#### What to work on
When the word "bits" shows up in a line of the data below, copy that whole line.

#### Dataset rows for apps and sites
== == ==

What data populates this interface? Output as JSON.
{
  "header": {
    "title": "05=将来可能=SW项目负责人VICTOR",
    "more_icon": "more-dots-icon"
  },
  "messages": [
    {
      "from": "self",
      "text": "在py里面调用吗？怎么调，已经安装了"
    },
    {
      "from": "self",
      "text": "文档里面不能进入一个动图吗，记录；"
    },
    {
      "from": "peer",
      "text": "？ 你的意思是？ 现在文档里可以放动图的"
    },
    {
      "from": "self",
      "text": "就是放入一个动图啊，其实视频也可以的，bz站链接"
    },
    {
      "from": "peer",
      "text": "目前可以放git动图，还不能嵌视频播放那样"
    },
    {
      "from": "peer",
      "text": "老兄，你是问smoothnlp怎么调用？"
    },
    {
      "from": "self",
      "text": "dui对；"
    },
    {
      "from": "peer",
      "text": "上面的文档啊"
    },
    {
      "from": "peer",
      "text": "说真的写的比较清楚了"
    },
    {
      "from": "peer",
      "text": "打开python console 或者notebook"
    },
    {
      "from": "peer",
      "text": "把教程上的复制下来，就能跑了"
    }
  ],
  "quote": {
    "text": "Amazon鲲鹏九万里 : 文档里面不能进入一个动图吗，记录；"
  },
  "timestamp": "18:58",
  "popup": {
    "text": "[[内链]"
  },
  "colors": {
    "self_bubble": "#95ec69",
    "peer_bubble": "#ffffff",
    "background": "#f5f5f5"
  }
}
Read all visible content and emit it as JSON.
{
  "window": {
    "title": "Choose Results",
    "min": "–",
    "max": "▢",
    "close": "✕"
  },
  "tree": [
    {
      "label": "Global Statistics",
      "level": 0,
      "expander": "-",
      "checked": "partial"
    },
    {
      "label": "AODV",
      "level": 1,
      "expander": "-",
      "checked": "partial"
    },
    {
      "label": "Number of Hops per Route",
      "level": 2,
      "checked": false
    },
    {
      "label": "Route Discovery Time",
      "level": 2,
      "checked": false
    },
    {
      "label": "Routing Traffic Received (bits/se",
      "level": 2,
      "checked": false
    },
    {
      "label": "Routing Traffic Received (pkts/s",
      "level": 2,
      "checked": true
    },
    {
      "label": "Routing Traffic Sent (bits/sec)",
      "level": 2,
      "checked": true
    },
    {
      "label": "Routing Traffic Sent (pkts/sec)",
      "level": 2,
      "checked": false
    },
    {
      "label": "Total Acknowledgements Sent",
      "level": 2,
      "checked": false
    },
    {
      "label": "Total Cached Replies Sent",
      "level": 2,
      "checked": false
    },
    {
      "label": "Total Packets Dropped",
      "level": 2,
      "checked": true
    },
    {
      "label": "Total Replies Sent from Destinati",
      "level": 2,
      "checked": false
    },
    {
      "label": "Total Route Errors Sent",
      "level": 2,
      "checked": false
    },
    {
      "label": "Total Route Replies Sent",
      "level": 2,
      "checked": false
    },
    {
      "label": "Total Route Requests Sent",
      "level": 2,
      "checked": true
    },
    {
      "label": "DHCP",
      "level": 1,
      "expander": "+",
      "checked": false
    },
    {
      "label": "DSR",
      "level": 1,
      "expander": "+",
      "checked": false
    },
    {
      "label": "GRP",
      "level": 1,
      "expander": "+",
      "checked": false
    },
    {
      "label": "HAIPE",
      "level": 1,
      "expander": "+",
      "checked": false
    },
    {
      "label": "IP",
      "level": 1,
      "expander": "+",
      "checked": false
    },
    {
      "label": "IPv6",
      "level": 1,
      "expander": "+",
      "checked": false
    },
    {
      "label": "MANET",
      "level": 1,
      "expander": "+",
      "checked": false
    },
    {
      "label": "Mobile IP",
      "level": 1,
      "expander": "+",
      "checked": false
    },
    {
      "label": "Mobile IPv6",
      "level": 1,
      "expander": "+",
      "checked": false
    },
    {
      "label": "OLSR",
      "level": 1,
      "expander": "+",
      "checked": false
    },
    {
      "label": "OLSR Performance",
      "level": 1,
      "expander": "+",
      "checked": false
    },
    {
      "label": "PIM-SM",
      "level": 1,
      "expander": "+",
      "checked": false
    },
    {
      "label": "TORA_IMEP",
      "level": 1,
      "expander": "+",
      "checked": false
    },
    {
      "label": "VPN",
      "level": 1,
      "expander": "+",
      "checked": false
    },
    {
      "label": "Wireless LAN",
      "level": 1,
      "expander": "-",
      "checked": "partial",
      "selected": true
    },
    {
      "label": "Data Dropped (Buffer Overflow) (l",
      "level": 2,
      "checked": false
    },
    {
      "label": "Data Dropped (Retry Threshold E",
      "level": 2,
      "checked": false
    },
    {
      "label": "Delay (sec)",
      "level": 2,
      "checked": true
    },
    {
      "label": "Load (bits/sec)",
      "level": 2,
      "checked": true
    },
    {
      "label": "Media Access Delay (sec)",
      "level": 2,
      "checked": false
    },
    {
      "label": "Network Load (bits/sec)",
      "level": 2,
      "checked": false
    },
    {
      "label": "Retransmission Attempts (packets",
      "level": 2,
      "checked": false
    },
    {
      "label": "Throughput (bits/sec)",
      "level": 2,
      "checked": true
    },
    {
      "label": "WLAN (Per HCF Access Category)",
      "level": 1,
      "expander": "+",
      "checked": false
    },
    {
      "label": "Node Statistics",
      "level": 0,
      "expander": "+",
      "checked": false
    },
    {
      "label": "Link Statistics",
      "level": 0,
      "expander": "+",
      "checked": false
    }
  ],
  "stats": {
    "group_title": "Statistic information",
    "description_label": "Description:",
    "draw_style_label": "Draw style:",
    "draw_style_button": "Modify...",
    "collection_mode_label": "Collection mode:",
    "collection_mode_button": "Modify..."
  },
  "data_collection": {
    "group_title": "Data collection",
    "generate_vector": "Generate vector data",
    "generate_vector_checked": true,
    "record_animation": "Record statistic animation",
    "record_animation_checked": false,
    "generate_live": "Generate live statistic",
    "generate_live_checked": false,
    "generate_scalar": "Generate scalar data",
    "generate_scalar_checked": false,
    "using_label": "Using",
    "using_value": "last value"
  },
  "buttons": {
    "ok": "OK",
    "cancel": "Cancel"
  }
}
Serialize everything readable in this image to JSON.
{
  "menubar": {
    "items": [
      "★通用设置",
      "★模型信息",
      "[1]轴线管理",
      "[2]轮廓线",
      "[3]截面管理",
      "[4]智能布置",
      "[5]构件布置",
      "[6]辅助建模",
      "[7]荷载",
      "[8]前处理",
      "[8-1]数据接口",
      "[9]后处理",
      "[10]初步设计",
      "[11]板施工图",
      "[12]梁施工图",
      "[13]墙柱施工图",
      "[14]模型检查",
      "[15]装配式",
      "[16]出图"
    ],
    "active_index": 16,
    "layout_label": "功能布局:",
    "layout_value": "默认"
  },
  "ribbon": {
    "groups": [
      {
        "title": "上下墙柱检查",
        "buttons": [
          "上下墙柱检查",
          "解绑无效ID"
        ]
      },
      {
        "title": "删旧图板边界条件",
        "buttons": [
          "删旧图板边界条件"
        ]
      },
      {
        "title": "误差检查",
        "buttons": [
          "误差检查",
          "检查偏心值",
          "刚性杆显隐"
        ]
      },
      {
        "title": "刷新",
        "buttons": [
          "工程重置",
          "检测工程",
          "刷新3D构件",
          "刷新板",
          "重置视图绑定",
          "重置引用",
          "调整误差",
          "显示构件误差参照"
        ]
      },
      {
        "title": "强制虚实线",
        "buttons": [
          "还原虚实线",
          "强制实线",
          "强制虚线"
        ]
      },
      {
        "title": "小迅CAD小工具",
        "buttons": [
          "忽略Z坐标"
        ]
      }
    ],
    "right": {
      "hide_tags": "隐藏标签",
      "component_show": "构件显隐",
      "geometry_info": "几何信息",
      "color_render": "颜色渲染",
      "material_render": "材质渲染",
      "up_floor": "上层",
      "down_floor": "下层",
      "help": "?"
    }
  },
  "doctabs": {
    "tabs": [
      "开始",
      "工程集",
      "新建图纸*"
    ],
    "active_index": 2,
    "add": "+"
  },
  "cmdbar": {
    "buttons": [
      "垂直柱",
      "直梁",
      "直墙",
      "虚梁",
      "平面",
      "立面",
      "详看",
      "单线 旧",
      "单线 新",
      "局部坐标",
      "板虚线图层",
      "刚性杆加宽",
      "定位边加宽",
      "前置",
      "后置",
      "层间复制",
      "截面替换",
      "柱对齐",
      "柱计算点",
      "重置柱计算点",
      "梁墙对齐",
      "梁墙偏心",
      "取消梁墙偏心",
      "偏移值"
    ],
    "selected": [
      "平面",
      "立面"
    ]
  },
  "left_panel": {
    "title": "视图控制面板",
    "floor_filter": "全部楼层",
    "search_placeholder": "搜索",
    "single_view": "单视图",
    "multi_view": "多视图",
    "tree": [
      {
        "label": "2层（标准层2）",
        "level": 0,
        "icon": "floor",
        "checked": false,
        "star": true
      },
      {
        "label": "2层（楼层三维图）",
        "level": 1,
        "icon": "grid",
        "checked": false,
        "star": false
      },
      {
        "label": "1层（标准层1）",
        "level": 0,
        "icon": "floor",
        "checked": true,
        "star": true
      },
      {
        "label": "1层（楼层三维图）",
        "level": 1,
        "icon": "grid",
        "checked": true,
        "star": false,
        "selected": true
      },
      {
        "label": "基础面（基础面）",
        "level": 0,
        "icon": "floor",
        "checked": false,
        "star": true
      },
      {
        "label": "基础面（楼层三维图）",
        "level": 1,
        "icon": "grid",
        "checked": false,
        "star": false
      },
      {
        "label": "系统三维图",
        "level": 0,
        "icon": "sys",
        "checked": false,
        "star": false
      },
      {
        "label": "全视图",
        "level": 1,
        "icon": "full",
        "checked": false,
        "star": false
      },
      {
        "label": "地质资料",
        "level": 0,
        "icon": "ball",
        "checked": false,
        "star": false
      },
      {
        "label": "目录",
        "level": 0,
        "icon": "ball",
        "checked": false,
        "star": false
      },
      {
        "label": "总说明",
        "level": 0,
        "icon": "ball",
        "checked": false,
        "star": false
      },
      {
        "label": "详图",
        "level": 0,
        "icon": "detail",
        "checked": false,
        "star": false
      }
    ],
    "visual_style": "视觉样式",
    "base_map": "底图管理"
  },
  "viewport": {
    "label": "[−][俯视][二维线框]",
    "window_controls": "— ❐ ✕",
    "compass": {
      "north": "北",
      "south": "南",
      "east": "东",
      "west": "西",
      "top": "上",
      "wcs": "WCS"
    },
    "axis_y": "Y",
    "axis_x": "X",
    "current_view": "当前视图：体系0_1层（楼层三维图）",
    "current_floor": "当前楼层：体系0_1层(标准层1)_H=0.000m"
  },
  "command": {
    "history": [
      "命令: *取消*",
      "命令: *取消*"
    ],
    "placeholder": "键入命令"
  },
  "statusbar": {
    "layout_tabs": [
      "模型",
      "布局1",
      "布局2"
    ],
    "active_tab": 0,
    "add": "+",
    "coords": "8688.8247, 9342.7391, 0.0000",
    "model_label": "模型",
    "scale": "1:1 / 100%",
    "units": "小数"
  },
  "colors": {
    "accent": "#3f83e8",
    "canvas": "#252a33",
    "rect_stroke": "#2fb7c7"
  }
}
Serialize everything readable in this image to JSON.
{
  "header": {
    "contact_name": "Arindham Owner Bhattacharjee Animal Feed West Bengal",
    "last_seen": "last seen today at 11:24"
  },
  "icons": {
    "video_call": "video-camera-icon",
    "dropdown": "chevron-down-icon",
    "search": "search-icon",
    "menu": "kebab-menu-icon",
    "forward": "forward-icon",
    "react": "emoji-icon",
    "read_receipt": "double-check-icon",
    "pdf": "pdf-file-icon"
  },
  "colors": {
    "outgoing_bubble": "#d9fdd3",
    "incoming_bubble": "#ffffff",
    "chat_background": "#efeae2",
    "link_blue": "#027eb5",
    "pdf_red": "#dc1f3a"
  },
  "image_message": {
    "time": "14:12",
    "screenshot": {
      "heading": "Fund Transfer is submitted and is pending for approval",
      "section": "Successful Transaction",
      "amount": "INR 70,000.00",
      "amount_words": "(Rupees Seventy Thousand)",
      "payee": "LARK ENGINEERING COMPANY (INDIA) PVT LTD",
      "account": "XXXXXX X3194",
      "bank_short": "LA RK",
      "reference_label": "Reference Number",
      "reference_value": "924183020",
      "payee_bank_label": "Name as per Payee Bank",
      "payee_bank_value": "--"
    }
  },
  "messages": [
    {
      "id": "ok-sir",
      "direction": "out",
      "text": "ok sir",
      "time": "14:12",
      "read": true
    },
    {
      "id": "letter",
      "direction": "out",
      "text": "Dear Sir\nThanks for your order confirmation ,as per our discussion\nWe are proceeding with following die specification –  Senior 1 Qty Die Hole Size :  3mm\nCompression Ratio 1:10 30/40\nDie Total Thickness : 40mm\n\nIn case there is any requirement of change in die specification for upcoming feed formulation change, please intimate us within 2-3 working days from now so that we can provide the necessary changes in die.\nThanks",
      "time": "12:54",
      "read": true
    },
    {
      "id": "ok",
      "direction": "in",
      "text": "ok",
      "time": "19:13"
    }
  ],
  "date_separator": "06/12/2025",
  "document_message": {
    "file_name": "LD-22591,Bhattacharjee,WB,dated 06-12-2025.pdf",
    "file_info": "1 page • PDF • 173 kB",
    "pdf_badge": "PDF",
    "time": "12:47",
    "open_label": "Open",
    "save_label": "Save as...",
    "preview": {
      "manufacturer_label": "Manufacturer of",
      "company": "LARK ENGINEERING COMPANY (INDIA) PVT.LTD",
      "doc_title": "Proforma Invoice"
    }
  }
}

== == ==

#### Result
      "label": "Routing Traffic Received (bits/se",
      "label": "Routing Traffic Sent (bits/sec)",
      "label": "Load (bits/sec)",
      "label": "Network Load (bits/sec)",
      "label": "Throughput (bits/sec)",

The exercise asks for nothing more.